A ‘Transition support plan for the communities and regions dependent on coal production’ should encourage regions to make a transition, stimulate innovative development, maintain investment attractiveness and create opportunities for employment and a decent life.


The Plan might be developed by an advisory group in cooperation with the European Commission and the European Parliament. Members of this advisory group should be representatives of mining regions, unions, NGOs, R & D and the coal industry.


The Plan of support to the communities and regions dependent on coal production should be based on three pillars:

political, civic and social dialogues,

economic, social and environmental investments,

investments in education, training, research and development, innovation and culture.

5.4    Expected development in coal-mining regions


The future of the European coal-mining regions will develop in two directions. In some coal-mining regions, a rapid or even precipitous phase-out of coal production can be expected, while in others, production may continue for several decades.


In the first case, the phase-out may be a consequence of the economic and market situation, which is complicated, especially in the European hard coal industry which competes with very low-priced coal imports. This makes life very difficult, even for those mines which were profitable until recently. In some regions, the government or the companies may decide on mine closures in line with the Lisbon Treaty and the right of EU Member States to decide on their energy mixes.


For these regions, it would be beneficial to quickly establish a social programme based on best practices from different EU coal-producing countries having experience with coal phase-out, or which are preparing for such a phase-out. In this context, the German experience can be useful: in Germany, hard coal mining will end in 2018, as planned. There are many other former coal-mining regions, for example, the UK, France, the Netherlands and Belgium, all with valuable experience.


In regions where coal production is expected to continue in the longer term, it is important to focus above all on the efficient and less damaging use of this coal. In the case of coal use for electricity generation, reducing emissions will continue to be a priority. The EU has the tools for this: the revised emission trading system which requires zero carbon emissions by 2058, the directive on industrial emissions and the new BAT reference document for large combustion plants which is nearing completion.


In the strategy for those coal regions with a longer-term future, research and development will play a very important role: further increases in power station efficiency will lead to greater reductions in emissions and lower fuel consumption. Increased power plant flexibility can help to support intermittent renewable energy sources. In addition to clean coal technologies or the use and storage of CO2, alternative uses of coal should be taken into account.


However, even in the regions with longer-term prospects for coal mining, the priority must be to prepare for the end of coal mining and the restructuring of the coal-mining regions.

Brussels, 25 May 2016.

The President of the European Economic and Social Committee

Georges DASSIS

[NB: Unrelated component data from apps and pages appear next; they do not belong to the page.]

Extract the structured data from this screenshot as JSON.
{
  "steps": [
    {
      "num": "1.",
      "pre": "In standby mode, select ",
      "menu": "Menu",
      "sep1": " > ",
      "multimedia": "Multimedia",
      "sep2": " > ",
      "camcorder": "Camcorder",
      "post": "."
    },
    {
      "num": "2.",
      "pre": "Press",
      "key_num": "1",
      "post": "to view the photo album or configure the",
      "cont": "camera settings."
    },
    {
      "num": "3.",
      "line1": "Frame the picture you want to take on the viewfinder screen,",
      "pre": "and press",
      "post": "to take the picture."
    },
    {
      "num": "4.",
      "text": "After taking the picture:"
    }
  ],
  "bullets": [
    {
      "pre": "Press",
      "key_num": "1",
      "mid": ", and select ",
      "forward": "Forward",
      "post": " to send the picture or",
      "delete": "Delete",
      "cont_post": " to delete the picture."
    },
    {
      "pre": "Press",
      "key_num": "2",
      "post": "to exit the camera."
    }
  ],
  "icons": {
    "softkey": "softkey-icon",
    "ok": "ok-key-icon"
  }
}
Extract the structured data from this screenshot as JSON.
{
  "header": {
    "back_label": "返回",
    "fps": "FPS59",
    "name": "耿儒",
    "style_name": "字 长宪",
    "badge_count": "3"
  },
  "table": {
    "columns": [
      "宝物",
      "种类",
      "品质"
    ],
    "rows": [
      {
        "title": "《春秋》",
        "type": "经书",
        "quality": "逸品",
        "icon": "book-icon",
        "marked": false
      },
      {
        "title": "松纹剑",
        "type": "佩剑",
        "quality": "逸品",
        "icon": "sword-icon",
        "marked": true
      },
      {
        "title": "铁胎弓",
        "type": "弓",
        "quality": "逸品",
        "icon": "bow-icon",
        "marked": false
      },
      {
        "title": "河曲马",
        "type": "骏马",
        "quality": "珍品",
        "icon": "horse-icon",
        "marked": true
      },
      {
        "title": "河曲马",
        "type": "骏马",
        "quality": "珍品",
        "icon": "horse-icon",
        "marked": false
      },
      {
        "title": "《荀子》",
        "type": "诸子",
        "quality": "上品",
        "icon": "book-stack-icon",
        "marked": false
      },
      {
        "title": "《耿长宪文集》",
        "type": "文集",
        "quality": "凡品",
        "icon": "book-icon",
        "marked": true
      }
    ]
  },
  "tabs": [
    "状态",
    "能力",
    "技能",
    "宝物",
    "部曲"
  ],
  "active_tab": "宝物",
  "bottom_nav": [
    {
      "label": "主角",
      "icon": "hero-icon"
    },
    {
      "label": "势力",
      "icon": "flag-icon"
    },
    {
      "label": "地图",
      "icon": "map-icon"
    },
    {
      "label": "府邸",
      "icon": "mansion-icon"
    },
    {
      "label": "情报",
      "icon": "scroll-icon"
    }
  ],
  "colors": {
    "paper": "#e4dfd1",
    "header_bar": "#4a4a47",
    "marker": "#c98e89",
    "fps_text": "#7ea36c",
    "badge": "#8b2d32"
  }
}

(1)  In 2015, the G7 countries agreed that a complete decarbonisation of the global economy is needed over the course of this century and therefore a ‘transformation of the energy sectors by 2050’.

(2)  The Treaty establishing the European Coal and Steel Community was signed in Paris in 1951 and brought France Germany, Italy and the Benelux countries together in a Community with the aim of organising free movement of coal and steel and free access to sources of production. This treaty is the origin of the institutions as we know them today.

(3)  http://www.env-health.org/resources/press-releases/article/eur8-5-billion-in-health-costs

(4)  Greenpeace Report ‘End of an Era: Why every European country needs a coal phase-out plan’.

(5)  Eurocoal (2013) Coal industry across Europe, p. 20.

(6)  COM/2014/0330 final, 28.5.2014.

(7)  Eurostat figures 2013; published 2015.

(8)  ETUC Frontlines Briefing, October 2015, ‘Climate justice: Paris and beyond’.

(9)  European Energy Security, COM/2014/0330 final, 28.5.2014, Chapter 3, page 7.